Instructions for the task:
Drop every picture, then repeat the records exactly.

Material to process:
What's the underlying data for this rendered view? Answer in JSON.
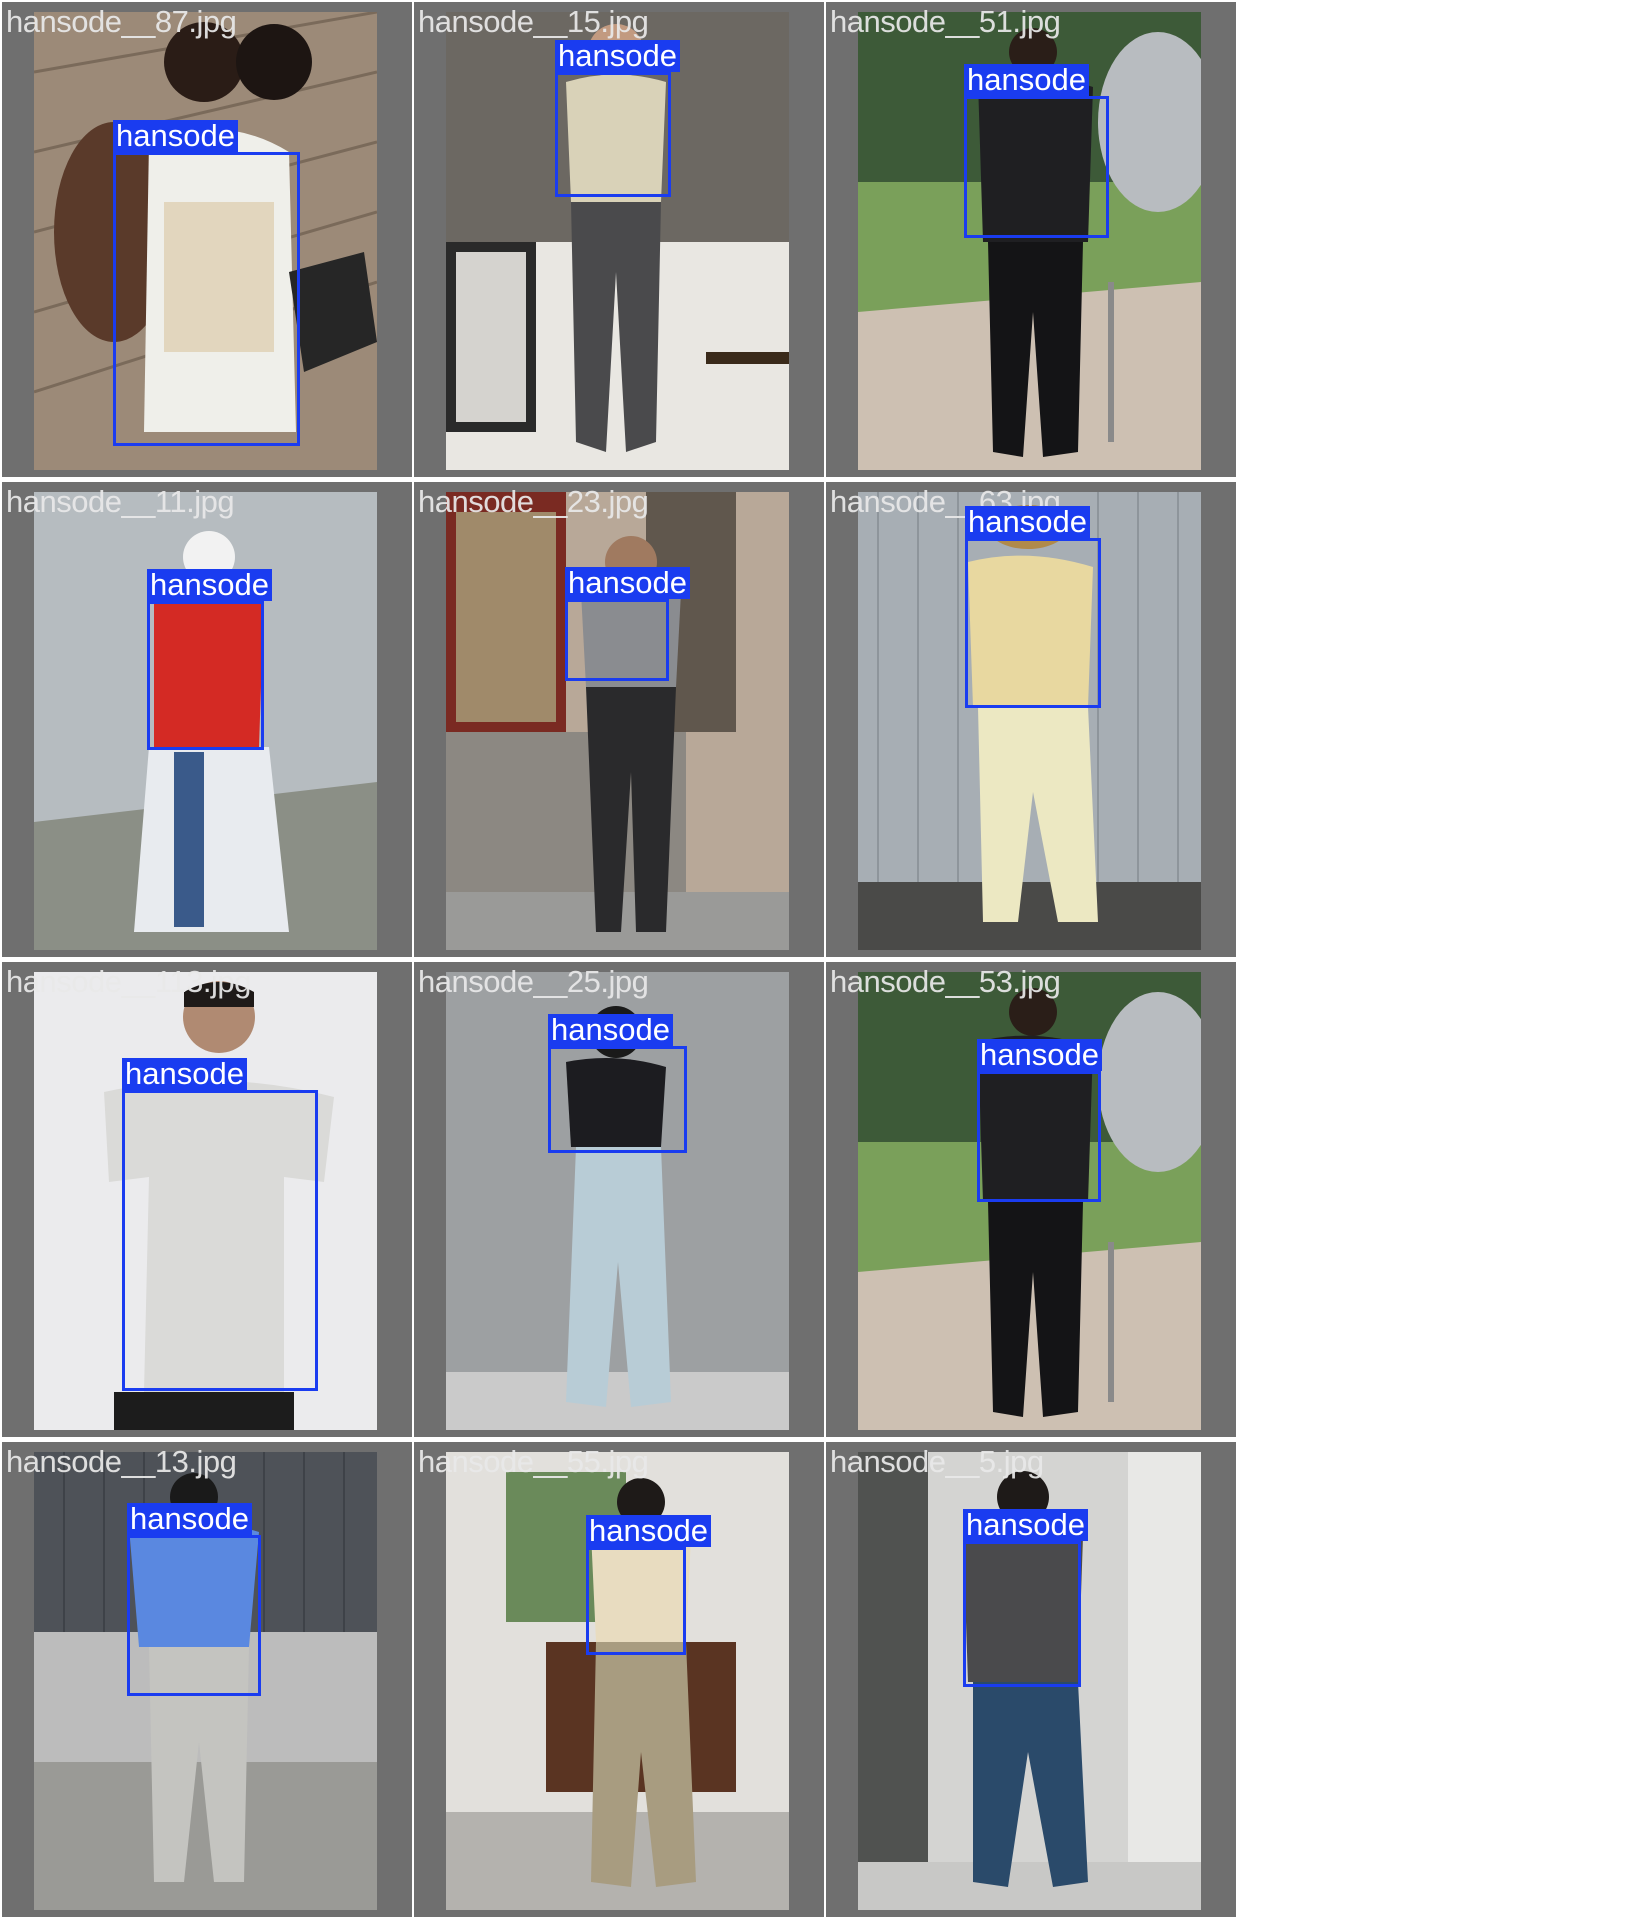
{
  "grid": {
    "tiles": [
      {
        "filename": "hansode__87.jpg",
        "label": "hansode",
        "scene": "deck"
      },
      {
        "filename": "hansode__15.jpg",
        "label": "hansode",
        "scene": "studio"
      },
      {
        "filename": "hansode__51.jpg",
        "label": "hansode",
        "scene": "park"
      },
      {
        "filename": "hansode__11.jpg",
        "label": "hansode",
        "scene": "wall"
      },
      {
        "filename": "hansode__23.jpg",
        "label": "hansode",
        "scene": "door"
      },
      {
        "filename": "hansode__63.jpg",
        "label": "hansode",
        "scene": "siding"
      },
      {
        "filename": "hansode__113.jpg",
        "label": "hansode",
        "scene": "white"
      },
      {
        "filename": "hansode__25.jpg",
        "label": "hansode",
        "scene": "concrete"
      },
      {
        "filename": "hansode__53.jpg",
        "label": "hansode",
        "scene": "park"
      },
      {
        "filename": "hansode__13.jpg",
        "label": "hansode",
        "scene": "building"
      },
      {
        "filename": "hansode__55.jpg",
        "label": "hansode",
        "scene": "room"
      },
      {
        "filename": "hansode__5.jpg",
        "label": "hansode",
        "scene": "lobby"
      }
    ]
  },
  "colors": {
    "box": "#1a3cf0",
    "tile_bg": "#6f6f6f",
    "filename_text": "#e9e9e9"
  }
}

Completed task:
What's the underlying data for this rendered view? Answer in JSON.
{
  "grid": {
    "tiles": [
      {
        "filename": "hansode__87.jpg",
        "label": "hansode",
        "scene": "deck"
      },
      {
        "filename": "hansode__15.jpg",
        "label": "hansode",
        "scene": "studio"
      },
      {
        "filename": "hansode__51.jpg",
        "label": "hansode",
        "scene": "park"
      },
      {
        "filename": "hansode__11.jpg",
        "label": "hansode",
        "scene": "wall"
      },
      {
        "filename": "hansode__23.jpg",
        "label": "hansode",
        "scene": "door"
      },
      {
        "filename": "hansode__63.jpg",
        "label": "hansode",
        "scene": "siding"
      },
      {
        "filename": "hansode__113.jpg",
        "label": "hansode",
        "scene": "white"
      },
      {
        "filename": "hansode__25.jpg",
        "label": "hansode",
        "scene": "concrete"
      },
      {
        "filename": "hansode__53.jpg",
        "label": "hansode",
        "scene": "park"
      },
      {
        "filename": "hansode__13.jpg",
        "label": "hansode",
        "scene": "building"
      },
      {
        "filename": "hansode__55.jpg",
        "label": "hansode",
        "scene": "room"
      },
      {
        "filename": "hansode__5.jpg",
        "label": "hansode",
        "scene": "lobby"
      }
    ]
  },
  "colors": {
    "box": "#1a3cf0",
    "tile_bg": "#6f6f6f",
    "filename_text": "#e9e9e9"
  }
}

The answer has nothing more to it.